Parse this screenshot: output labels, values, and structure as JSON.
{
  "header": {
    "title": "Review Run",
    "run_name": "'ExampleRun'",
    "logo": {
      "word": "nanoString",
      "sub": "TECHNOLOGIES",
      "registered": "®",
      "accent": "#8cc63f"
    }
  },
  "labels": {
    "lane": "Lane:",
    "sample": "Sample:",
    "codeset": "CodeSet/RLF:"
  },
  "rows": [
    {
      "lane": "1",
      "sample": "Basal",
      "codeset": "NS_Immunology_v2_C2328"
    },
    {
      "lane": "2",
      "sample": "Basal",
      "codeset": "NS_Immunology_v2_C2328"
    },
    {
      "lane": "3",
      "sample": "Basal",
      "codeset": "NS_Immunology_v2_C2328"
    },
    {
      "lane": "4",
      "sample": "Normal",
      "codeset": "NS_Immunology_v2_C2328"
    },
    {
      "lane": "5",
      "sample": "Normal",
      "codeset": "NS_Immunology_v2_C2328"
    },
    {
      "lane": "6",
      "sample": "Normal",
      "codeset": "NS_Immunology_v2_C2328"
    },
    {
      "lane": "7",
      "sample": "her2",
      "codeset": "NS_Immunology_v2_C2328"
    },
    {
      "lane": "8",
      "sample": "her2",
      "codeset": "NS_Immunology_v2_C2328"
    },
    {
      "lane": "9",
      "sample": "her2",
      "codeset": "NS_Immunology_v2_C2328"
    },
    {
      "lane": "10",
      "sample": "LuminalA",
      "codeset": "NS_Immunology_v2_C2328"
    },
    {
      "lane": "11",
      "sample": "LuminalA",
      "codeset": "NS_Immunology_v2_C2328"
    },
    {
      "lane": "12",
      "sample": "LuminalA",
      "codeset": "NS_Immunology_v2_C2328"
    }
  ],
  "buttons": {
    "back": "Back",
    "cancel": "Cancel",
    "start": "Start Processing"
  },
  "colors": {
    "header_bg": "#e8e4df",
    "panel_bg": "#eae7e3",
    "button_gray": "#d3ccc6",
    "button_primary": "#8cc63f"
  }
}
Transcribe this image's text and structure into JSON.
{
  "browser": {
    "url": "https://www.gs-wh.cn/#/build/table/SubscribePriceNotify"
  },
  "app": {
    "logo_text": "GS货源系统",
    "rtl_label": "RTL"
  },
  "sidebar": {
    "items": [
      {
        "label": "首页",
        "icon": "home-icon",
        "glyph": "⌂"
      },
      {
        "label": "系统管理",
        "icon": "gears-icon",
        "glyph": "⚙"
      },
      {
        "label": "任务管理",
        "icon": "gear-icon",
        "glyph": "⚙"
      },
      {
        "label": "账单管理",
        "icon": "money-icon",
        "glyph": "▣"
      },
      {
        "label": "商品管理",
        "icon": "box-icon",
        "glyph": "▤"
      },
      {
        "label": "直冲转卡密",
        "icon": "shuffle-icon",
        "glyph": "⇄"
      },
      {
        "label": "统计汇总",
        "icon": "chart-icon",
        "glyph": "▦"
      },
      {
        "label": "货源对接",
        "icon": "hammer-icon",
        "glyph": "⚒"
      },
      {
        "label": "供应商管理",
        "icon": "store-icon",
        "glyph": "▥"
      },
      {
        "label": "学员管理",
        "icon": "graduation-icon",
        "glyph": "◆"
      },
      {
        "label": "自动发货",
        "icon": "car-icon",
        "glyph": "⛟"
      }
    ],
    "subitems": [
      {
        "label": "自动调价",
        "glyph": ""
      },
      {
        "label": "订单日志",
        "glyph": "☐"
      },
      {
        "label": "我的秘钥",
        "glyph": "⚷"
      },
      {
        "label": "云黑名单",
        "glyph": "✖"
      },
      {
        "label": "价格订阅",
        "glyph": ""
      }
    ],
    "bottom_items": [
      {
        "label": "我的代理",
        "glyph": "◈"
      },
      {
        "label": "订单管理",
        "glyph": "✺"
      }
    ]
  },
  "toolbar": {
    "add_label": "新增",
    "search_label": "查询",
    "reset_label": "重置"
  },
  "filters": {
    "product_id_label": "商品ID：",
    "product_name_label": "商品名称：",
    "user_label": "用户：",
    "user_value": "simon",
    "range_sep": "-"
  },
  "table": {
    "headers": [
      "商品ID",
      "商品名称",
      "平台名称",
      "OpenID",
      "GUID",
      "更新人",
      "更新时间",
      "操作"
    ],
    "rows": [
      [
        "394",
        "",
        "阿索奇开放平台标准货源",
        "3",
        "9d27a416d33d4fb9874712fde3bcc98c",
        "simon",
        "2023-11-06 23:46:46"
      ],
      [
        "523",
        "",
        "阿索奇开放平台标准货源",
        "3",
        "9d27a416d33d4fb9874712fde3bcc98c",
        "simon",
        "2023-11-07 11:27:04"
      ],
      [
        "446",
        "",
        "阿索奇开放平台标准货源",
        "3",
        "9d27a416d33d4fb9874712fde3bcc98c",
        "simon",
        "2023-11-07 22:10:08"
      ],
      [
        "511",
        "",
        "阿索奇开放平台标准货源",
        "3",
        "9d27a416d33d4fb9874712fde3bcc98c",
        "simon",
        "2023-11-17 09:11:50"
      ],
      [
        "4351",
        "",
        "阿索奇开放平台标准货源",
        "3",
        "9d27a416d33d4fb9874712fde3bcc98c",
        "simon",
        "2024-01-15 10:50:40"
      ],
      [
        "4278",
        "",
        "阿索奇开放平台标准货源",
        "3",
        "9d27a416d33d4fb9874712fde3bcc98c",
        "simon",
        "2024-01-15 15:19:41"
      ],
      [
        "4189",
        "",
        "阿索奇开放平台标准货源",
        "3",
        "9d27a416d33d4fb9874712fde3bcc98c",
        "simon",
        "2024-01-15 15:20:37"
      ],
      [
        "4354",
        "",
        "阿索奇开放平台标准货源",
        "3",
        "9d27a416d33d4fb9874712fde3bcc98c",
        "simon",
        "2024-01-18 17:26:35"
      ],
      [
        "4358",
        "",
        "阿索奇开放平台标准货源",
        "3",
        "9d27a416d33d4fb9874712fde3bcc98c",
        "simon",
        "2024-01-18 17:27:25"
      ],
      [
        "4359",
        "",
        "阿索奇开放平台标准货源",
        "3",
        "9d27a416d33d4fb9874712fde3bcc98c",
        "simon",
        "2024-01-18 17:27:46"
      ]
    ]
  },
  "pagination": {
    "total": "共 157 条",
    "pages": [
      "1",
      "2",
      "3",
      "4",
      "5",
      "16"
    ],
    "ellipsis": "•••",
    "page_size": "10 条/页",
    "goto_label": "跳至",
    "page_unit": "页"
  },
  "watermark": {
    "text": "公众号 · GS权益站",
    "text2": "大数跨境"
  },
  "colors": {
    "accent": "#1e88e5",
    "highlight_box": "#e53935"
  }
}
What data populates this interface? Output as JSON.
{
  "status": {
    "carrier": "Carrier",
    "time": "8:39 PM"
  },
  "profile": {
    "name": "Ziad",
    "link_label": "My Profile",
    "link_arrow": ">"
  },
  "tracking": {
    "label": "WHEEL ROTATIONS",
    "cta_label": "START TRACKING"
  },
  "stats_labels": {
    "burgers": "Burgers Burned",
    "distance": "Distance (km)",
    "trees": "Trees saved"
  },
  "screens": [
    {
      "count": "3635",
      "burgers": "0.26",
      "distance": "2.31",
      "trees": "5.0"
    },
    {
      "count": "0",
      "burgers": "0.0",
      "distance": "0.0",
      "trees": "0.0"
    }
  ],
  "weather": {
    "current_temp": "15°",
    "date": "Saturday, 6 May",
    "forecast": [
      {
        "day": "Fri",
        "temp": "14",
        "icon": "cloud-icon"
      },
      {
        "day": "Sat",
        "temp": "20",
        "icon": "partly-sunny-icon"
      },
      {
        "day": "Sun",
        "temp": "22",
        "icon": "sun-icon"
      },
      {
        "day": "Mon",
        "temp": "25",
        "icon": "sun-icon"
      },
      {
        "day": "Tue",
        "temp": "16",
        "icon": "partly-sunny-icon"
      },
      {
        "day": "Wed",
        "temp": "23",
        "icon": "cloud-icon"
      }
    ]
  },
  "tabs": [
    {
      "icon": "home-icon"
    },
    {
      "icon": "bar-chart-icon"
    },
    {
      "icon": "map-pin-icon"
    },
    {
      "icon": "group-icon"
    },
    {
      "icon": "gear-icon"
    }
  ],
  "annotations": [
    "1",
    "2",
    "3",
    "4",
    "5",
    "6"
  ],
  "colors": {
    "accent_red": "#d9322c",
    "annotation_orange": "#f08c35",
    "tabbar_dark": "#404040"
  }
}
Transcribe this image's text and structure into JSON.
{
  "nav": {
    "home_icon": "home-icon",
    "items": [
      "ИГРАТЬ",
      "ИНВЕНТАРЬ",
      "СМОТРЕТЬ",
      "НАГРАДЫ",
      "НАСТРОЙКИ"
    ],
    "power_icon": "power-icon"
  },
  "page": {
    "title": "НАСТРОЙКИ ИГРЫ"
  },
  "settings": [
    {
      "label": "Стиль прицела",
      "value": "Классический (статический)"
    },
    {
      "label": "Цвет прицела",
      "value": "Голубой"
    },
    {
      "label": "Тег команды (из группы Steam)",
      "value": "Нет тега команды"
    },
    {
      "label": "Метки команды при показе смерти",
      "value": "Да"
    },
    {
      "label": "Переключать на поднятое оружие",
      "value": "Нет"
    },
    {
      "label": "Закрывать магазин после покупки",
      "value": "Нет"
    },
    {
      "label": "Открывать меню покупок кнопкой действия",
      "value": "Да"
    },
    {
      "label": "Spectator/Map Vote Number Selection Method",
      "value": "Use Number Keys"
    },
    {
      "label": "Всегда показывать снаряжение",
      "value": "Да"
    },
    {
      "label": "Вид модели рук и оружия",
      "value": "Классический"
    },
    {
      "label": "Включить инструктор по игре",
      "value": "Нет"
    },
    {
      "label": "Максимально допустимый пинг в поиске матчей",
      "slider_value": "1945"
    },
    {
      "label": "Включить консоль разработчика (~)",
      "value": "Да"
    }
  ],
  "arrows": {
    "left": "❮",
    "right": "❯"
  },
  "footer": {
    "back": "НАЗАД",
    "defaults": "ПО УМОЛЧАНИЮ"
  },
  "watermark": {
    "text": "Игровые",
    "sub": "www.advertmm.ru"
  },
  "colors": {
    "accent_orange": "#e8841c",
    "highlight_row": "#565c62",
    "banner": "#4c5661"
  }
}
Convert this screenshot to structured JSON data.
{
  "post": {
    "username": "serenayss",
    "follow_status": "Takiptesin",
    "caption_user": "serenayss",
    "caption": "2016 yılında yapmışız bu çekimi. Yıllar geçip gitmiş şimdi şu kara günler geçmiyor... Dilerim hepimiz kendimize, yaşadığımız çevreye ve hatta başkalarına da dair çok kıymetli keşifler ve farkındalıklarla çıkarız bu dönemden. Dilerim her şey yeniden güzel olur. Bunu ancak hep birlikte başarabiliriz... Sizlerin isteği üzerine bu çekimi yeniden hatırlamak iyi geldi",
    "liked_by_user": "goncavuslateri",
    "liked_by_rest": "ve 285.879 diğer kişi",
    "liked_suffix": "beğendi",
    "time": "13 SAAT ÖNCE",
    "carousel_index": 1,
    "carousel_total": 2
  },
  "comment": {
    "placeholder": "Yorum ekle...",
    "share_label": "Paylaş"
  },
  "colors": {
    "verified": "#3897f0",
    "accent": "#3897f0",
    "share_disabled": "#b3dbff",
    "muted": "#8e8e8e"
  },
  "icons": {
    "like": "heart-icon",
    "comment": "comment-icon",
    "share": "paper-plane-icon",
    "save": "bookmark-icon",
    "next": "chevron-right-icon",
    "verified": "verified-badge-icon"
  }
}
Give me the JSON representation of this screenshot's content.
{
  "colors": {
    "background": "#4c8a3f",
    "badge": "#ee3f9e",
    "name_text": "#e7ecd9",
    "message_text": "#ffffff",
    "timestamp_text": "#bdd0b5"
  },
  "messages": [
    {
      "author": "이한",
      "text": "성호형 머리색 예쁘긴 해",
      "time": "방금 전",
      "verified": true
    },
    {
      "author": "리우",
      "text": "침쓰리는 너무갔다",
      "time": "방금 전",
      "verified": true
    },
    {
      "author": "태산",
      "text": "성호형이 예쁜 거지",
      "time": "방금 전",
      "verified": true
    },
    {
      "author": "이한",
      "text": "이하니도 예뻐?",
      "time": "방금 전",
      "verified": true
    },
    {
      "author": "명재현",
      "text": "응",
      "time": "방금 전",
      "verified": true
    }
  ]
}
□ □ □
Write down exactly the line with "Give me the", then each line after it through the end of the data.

Answer section>
Give me the JSON representation of this screenshot's content.
{
  "colors": {
    "background": "#4c8a3f",
    "badge": "#ee3f9e",
    "name_text": "#e7ecd9",
    "message_text": "#ffffff",
    "timestamp_text": "#bdd0b5"
  },
  "messages": [
    {
      "author": "이한",
      "text": "성호형 머리색 예쁘긴 해",
      "time": "방금 전",
      "verified": true
    },
    {
      "author": "리우",
      "text": "침쓰리는 너무갔다",
      "time": "방금 전",
      "verified": true
    },
    {
      "author": "태산",
      "text": "성호형이 예쁜 거지",
      "time": "방금 전",
      "verified": true
    },
    {
      "author": "이한",
      "text": "이하니도 예뻐?",
      "time": "방금 전",
      "verified": true
    },
    {
      "author": "명재현",
      "text": "응",
      "time": "방금 전",
      "verified": true
    }
  ]
}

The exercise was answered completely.